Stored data
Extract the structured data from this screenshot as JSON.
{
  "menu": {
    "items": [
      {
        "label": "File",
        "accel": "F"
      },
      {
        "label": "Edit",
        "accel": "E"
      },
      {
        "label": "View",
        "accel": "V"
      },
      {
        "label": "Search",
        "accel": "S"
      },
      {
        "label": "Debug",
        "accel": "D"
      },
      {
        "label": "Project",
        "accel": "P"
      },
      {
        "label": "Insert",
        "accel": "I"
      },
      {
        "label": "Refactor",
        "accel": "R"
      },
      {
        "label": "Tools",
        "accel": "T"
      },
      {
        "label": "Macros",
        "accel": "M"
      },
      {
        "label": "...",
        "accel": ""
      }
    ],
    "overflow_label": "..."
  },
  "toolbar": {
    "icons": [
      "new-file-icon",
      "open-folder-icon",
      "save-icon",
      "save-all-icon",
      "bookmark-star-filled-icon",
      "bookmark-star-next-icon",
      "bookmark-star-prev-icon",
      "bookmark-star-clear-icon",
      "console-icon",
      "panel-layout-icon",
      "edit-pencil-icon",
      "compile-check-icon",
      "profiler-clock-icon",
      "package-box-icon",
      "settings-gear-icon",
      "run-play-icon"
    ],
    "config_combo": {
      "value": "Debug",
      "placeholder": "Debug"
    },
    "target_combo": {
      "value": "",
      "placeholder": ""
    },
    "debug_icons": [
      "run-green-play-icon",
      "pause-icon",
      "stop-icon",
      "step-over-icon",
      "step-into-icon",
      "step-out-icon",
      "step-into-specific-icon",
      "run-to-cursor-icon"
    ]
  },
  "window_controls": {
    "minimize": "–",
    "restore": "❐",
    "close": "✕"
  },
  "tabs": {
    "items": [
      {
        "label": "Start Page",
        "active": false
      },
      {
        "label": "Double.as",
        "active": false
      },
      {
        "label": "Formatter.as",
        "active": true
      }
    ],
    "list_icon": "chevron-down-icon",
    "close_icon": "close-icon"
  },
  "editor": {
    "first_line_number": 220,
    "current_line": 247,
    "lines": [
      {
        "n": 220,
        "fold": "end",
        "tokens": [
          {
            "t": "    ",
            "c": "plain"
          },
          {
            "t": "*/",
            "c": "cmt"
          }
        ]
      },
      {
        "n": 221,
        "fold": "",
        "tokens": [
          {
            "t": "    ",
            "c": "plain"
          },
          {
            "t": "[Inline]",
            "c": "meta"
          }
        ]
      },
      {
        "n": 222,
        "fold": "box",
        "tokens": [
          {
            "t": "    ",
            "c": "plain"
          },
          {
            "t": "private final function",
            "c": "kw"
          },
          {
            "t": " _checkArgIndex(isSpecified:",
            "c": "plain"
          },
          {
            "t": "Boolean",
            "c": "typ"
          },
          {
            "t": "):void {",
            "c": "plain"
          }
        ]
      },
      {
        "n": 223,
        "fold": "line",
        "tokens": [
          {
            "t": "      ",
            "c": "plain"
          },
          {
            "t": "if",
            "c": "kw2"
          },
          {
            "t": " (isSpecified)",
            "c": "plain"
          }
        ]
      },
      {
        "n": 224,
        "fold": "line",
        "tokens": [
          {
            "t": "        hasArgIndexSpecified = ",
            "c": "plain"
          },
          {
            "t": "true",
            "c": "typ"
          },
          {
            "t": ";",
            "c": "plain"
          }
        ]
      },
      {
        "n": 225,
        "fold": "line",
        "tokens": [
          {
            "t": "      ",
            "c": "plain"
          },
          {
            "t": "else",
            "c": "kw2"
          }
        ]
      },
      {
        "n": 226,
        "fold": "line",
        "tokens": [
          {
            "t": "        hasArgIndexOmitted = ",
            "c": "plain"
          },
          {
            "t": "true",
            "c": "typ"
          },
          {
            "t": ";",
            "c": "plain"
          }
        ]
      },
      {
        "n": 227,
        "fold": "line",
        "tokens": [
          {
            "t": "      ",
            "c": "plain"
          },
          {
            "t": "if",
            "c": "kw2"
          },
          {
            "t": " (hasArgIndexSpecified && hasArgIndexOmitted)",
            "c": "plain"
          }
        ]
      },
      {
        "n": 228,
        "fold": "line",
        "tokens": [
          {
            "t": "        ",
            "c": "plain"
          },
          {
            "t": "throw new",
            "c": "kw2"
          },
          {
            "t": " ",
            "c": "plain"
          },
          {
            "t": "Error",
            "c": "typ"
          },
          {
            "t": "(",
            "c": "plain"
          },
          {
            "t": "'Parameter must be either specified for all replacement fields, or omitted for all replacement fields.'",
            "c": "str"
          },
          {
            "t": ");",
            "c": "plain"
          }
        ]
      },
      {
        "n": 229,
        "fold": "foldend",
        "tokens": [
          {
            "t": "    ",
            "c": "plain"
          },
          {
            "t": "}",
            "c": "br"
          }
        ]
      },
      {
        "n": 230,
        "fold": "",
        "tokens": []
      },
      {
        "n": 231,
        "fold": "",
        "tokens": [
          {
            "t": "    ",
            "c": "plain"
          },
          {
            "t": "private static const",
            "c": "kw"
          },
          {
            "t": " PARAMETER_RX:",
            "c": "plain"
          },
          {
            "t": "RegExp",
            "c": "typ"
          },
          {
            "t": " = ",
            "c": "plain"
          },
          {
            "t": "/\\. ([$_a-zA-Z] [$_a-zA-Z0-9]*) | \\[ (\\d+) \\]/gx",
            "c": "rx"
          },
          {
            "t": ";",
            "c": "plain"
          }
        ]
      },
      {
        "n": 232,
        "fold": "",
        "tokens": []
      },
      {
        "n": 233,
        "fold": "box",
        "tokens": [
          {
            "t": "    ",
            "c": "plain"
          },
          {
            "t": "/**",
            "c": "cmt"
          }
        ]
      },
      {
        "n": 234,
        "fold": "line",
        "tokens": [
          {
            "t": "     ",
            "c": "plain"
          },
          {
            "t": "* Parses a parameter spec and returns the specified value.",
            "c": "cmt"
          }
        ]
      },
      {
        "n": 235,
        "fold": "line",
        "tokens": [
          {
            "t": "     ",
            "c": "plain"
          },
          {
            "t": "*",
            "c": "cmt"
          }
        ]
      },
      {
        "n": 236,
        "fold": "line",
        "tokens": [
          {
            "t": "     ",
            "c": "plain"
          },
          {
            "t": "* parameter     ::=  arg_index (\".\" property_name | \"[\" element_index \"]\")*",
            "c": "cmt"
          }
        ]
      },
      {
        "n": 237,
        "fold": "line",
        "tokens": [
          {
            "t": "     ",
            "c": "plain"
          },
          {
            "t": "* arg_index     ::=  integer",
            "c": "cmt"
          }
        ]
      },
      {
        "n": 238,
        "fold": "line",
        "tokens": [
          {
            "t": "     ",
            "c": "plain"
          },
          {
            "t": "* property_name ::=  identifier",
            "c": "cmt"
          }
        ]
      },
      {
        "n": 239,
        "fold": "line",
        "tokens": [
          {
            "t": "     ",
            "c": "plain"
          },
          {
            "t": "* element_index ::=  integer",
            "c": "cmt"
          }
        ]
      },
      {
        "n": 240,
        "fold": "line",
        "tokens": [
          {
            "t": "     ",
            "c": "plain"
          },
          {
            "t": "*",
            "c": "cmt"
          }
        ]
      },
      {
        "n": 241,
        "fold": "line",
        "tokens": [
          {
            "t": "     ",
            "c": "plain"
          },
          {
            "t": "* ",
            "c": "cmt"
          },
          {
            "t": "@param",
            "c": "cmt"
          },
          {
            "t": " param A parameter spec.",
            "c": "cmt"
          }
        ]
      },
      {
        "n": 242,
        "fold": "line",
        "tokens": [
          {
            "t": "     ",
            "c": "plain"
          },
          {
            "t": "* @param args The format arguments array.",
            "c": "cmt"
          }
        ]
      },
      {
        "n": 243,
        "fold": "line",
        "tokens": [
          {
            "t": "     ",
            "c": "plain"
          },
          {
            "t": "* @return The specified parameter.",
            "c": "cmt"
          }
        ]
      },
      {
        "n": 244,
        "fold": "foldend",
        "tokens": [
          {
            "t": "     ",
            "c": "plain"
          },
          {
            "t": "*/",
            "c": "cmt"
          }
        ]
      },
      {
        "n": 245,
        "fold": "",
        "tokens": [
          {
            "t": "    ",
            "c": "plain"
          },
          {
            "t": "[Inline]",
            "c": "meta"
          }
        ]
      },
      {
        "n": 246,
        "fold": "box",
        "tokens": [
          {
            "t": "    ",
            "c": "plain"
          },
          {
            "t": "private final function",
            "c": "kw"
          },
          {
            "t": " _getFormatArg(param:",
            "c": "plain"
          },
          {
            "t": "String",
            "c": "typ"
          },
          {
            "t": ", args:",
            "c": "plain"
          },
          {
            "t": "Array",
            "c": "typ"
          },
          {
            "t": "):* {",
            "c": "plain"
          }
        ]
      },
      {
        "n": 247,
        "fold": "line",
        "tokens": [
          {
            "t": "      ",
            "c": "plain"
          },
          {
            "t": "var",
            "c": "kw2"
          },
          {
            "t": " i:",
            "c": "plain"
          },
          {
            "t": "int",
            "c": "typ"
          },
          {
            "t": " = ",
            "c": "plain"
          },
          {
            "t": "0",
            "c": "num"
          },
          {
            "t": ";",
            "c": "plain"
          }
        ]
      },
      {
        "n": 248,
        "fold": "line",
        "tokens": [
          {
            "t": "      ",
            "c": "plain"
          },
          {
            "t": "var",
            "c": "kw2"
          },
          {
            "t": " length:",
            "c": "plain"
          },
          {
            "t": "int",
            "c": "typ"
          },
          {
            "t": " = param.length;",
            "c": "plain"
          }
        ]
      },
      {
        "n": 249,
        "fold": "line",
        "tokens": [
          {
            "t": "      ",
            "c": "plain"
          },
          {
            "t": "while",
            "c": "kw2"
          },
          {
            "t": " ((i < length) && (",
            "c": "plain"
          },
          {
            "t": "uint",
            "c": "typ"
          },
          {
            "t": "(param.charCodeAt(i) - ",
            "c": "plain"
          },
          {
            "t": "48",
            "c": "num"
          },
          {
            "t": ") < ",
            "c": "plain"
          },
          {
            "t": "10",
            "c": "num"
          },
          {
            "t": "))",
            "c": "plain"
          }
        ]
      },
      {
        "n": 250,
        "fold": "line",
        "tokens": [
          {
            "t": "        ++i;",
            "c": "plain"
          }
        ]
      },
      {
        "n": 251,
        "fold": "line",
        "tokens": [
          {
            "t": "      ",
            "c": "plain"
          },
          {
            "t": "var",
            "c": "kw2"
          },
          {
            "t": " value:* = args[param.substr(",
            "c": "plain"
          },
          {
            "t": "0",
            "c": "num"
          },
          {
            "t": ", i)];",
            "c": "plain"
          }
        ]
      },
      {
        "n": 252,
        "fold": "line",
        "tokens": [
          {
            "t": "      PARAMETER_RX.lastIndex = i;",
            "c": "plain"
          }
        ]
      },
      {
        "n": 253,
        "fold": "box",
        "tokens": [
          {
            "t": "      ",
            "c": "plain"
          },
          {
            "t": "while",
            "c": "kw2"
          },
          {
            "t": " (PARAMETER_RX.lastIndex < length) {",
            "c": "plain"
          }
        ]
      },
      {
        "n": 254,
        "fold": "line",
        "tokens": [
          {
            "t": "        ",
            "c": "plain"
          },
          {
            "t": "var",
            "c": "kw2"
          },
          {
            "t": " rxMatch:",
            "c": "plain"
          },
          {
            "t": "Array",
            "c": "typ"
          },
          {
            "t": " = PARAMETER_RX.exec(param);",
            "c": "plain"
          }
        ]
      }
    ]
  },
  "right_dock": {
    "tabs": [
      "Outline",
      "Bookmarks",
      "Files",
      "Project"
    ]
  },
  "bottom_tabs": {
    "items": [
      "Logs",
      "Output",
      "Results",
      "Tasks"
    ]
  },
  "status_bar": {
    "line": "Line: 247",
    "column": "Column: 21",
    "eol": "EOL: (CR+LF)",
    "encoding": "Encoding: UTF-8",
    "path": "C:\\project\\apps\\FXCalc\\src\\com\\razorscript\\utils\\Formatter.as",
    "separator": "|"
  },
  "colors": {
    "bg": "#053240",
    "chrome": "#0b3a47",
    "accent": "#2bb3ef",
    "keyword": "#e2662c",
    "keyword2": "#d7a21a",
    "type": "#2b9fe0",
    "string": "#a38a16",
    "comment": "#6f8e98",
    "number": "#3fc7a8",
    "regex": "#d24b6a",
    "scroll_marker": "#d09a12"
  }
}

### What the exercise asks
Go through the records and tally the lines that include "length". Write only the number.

### Exercise answer
4